Given records:
=== Section Start ===

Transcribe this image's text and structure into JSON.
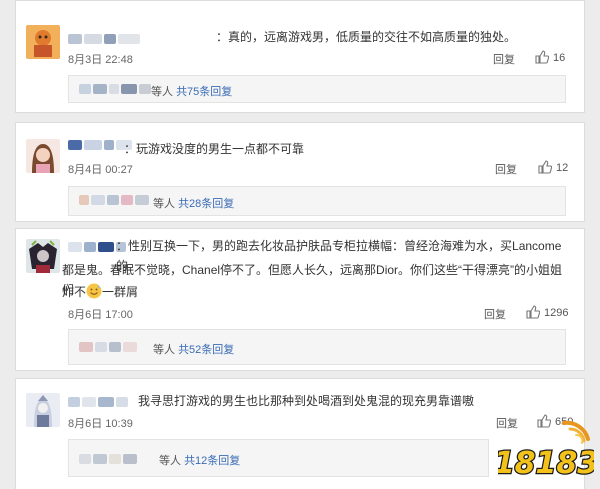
{
  "comments": [
    {
      "content": "真的，远离游戏男，低质量的交往不如高质量的独处。",
      "time": "8月3日 22:48",
      "reply_label": "回复",
      "likes": "16",
      "sub_prefix": "等人",
      "sub_count": "共75条回复"
    },
    {
      "content": "玩游戏没度的男生一点都不可靠",
      "time": "8月4日 00:27",
      "reply_label": "回复",
      "likes": "12",
      "sub_prefix": "等人",
      "sub_count": "共28条回复"
    },
    {
      "content_line1": "性别互换一下，男的跑去化妆品护肤品专柜拉横幅：曾经沧海难为水，买Lancome的",
      "content_line2": "都是鬼。春眠不觉晓，Chanel停不了。但愿人长久，远离那Dior。你们这些“干得漂亮”的小姐姐们",
      "content_line3a": "炸不",
      "content_line3b": "一群屑",
      "time": "8月6日 17:00",
      "reply_label": "回复",
      "likes": "1296",
      "sub_prefix": "等人",
      "sub_count": "共52条回复"
    },
    {
      "content": "我寻思打游戏的男生也比那种到处喝酒到处鬼混的现充男靠谱嗷",
      "time": "8月6日 10:39",
      "reply_label": "回复",
      "likes": "650",
      "sub_prefix": "等人",
      "sub_count": "共12条回复"
    }
  ],
  "icons": {
    "like": "thumbs-up-icon",
    "emoji": "sweat-smile-emoji-icon"
  },
  "watermark": {
    "text": "18183"
  },
  "colors": {
    "link": "#3a6bb5",
    "like_icon": "#777777",
    "sub_bg": "#f5f5f5"
  }
}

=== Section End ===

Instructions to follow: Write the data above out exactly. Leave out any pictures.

Exercise solution:
Transcribe this image's text and structure into JSON.
{
  "comments": [
    {
      "content": "真的，远离游戏男，低质量的交往不如高质量的独处。",
      "time": "8月3日 22:48",
      "reply_label": "回复",
      "likes": "16",
      "sub_prefix": "等人",
      "sub_count": "共75条回复"
    },
    {
      "content": "玩游戏没度的男生一点都不可靠",
      "time": "8月4日 00:27",
      "reply_label": "回复",
      "likes": "12",
      "sub_prefix": "等人",
      "sub_count": "共28条回复"
    },
    {
      "content_line1": "性别互换一下，男的跑去化妆品护肤品专柜拉横幅：曾经沧海难为水，买Lancome的",
      "content_line2": "都是鬼。春眠不觉晓，Chanel停不了。但愿人长久，远离那Dior。你们这些“干得漂亮”的小姐姐们",
      "content_line3a": "炸不",
      "content_line3b": "一群屑",
      "time": "8月6日 17:00",
      "reply_label": "回复",
      "likes": "1296",
      "sub_prefix": "等人",
      "sub_count": "共52条回复"
    },
    {
      "content": "我寻思打游戏的男生也比那种到处喝酒到处鬼混的现充男靠谱嗷",
      "time": "8月6日 10:39",
      "reply_label": "回复",
      "likes": "650",
      "sub_prefix": "等人",
      "sub_count": "共12条回复"
    }
  ],
  "icons": {
    "like": "thumbs-up-icon",
    "emoji": "sweat-smile-emoji-icon"
  },
  "watermark": {
    "text": "18183"
  },
  "colors": {
    "link": "#3a6bb5",
    "like_icon": "#777777",
    "sub_bg": "#f5f5f5"
  }
}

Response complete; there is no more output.